Tuesday, November 29, 2016
The Gap of Time
Unlike modernizing a Shakespeare play in a production, putting it in novel form allows for more freedom, and the whole point is to change it, otherwise we would just be reading the annotated text. Winterson sets the story in modern-day London, for the most part. Leo Kaiser (our stand-in for Leontes) is the rich man who becomes insanely jealous of his old friend Xeno (Polixenes) and suspects that he has fathered the newborn of his wife MiMi (Hermione).
Winterson writes, in something of an epilogue, "The three possible endings are: Revenge. Tragedy. Forgiveness. Shakespeare knew all about revenge and tragedy." The Winter's Tale was late in his career, and the man was now writing about reconciliation and forgiveness, as he would in The Tempest. The Winter's Tale was Othello rewritten with a happy ending, and Winterson keeps that, but also seizes upon something else, as the title suggests, time.
One of the repeating themes of the book is the replaying of time--the moment in the film Superman when the Man of Steel resets time by flying around the Earth at high speed is mentioned many times--it's an interesting mixture of high and low culture. Winterson also notes: "The Winter’s Tale is a play where the past depends on the future just as much as the future depends on the past. The past in The Winter’s Tale is not history; it’s tragedy." Also, "The past is a grenade that explodes when thrown."
Though this book is not difficult at all, knowing the play will help get some of the in-jokes, especially the names of the characters.
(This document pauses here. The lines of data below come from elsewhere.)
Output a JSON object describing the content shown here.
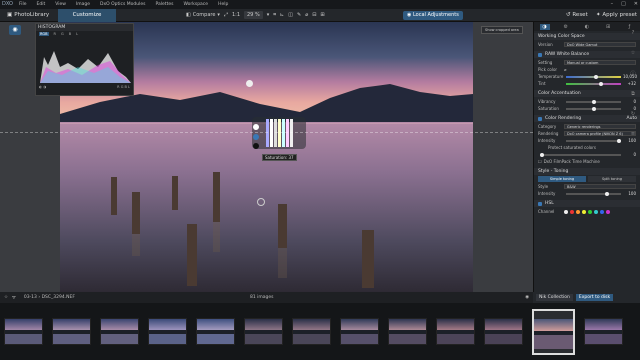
{
  "app": {
    "logo": "DXO"
  },
  "menu": [
    "File",
    "Edit",
    "View",
    "Image",
    "DxO Optics Modules",
    "Palettes",
    "Workspace",
    "Help"
  ],
  "window_controls": [
    "–",
    "□",
    "✕"
  ],
  "toolbar": {
    "photolibrary": "PhotoLibrary",
    "customize": "Customize",
    "compare": "Compare",
    "ratio": "1:1",
    "zoom": "29 %",
    "local_adjustments": "Local Adjustments",
    "reset": "Reset",
    "apply_preset": "Apply preset"
  },
  "viewer": {
    "show_cropped": "Show cropped area",
    "saturation_tip": "Saturation: 37"
  },
  "histogram": {
    "title": "HISTOGRAM",
    "modes": [
      "RGB",
      "R",
      "G",
      "B",
      "L"
    ],
    "bottom_left": "◐ ◑",
    "bottom_right": "R  G  B  L"
  },
  "filmstrip_bar": {
    "path": "03-13 › DSC_3294.NEF",
    "count": "81 images"
  },
  "panel_bottom": {
    "nik": "Nik Collection",
    "export": "Export to disk"
  },
  "panel": {
    "tabs": [
      "◑",
      "⚙",
      "◐",
      "⊞",
      "ƒ"
    ],
    "color_space": {
      "title": "Working Color Space",
      "version_label": "Version",
      "version": "DxO Wide Gamut"
    },
    "wb": {
      "title": "RAW White Balance",
      "setting_label": "Setting",
      "setting": "Manual or custom",
      "pick": "Pick color",
      "temp_label": "Temperature",
      "temp_val": "10,050",
      "tint_label": "Tint",
      "tint_val": "+32"
    },
    "accent": {
      "title": "Color Accentuation",
      "vibrancy_label": "Vibrancy",
      "vibrancy_val": "0",
      "saturation_label": "Saturation",
      "saturation_val": "0"
    },
    "rendering": {
      "title": "Color Rendering",
      "mode": "Auto",
      "category_label": "Category",
      "category": "Generic renderings",
      "rendering_label": "Rendering",
      "rendering": "DxO camera profile (NIKON Z 6)",
      "intensity_label": "Intensity",
      "intensity_val": "100",
      "protect": "Protect saturated colors",
      "protect_val": "0",
      "filmpack": "DxO FilmPack Time Machine"
    },
    "toning": {
      "title": "Style - Toning",
      "simple": "Simple toning",
      "split": "Split toning",
      "style_label": "Style",
      "style": "B&W",
      "intensity_label": "Intensity",
      "intensity_val": "100"
    },
    "hsl": {
      "title": "HSL",
      "channel_label": "Channel"
    }
  },
  "colors": {
    "accent": "#2f5a80",
    "panel": "#24272b"
  }
}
The baby born to MiMi (still named Perdita) is adopted by a man named Shepherd and his son, Clo (in the play they were a shepherd and a clown). Autolycus, the con man and trickster, is turned into a used-car salesman (Auto Like Us, get it?) and Antigonus, now called Tony, who takes the baby away from an enraged Leo, is not killed by a bear, as in the play, but by gunmen after his suitcase full of money.
I've never read Winterson before so I don't know if this is indicative of her prose or whether it's a new creation. It is melancholy, of course--the events of the first half don't allow for much happiness. The modern touches--Xeno is a designer of video games--at times seem whimsical, but the prose sings. "The streets fuzzy with light rain. The plastic peel-off shine of the pavements. The shimmer under the sodium street lamps. Cars queuing at the red light, wipers in rhythm, drivers with the windows down against the heat. Big guy in a van, his right arm resting on the rolled-down window, elbow out, letting the rain run in, scrubbing his forearm in relief across his face." If Shakespeare knew about cars he might have written something like that.
The second half of The Gap of Time, which deals with a grown Perdita and her love of Xeno's son Zel (for Florizel) isn't quite as gripping. Perdita for a moment worries that she's Zel's sister, but figures everything out on her own, and her meeting with Leo, under a ruse, without him knowing who she is, works beautifully. But the reveal rushes by (to be fair, it kind of does in Shakespeare, too). But there are still some great lines, and even a little comedy: "Perdita ran across the road. She’s lovely, thought Leo, watching her, and she has no idea that she is. His current date was a Russian lingerie model who Vaped during sex."
I'm up for reading more of these. The next one is a take on The Merchant of Venice.